For 1: You need to get real. An encouraging atmosphere is great, but group applause doesn’t last. What’s worse, employees usually know what you are doing and act to that effect. You run the risk of reinforcing externality and fame-seeking, and diluting success with simplicity. A team focused on externality tries to predict and satisfy leader whims, not meet outcomes.

For 2: Even if your team is needy, their desire for cheerleading doesn’t make it any less demeaning when you comply. Reality being reality, you might have to cheer for a demoralized, needy team. While you can’t take personal responsibility for their maturity, you can craft a culture that reinforces or challenges their dependence on cheering. 

At it’s heart, the first two reasons of corporate cheerleading seem to echo belief in the inferiority of the masses. That belief might manifest itself cynically (see 1.), pseudo-empathetically (see 2.), or finally in complicit ignorance where one carries on the traditions of the past.

For 3: Take this example: You’ve just had a tenured employee present on a long-standing problem their unit is facing, concluding with their recommendation to solve it by keeping present course, afterwards the executive of the department stands up and asks the department to applaud the presenter.

If you’re here and you know you’re doing this. Stop it. Talk to your peers and leaders about what goals are worth celebrating if you need perspective.

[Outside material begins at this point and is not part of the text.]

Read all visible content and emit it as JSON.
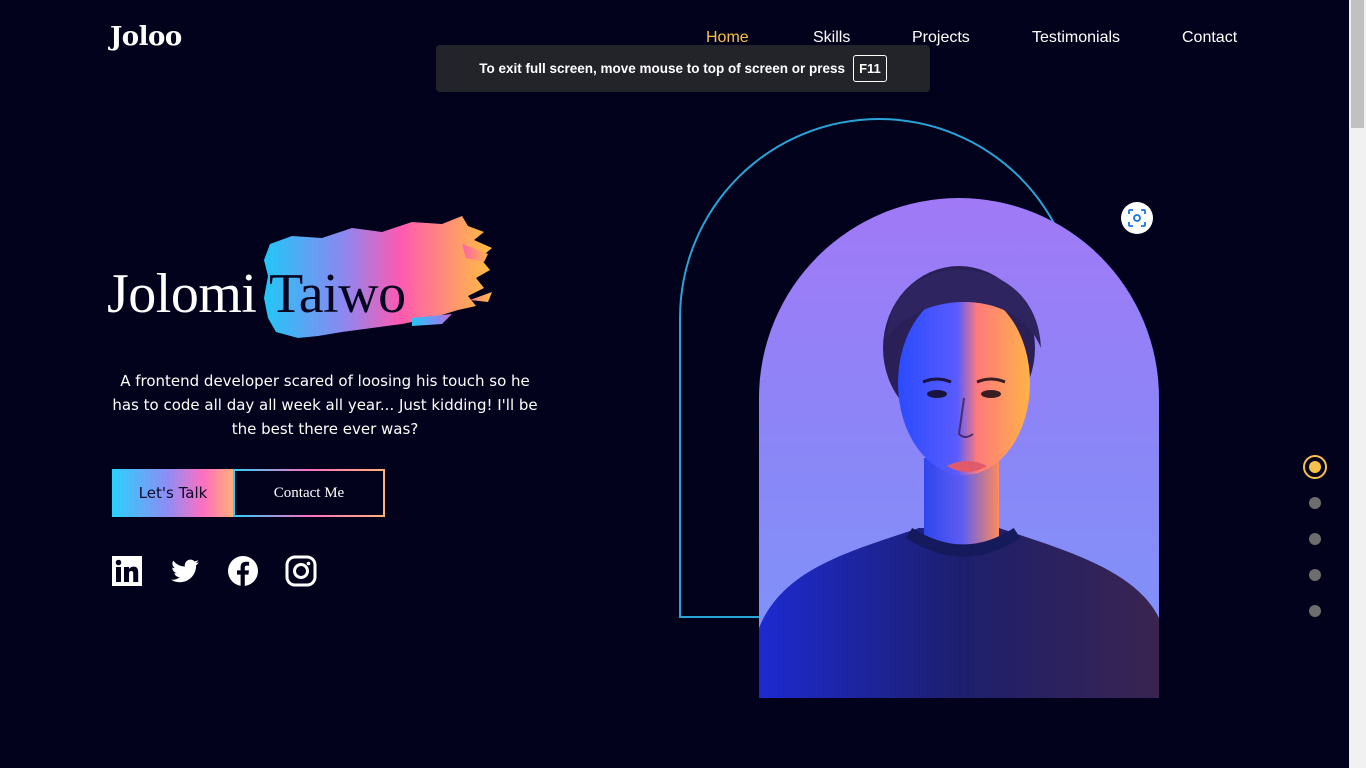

You might decide that the effort to present is worth celebrating, but don’t let your team confuse cheerleading for presentation skills for your recognition of successes.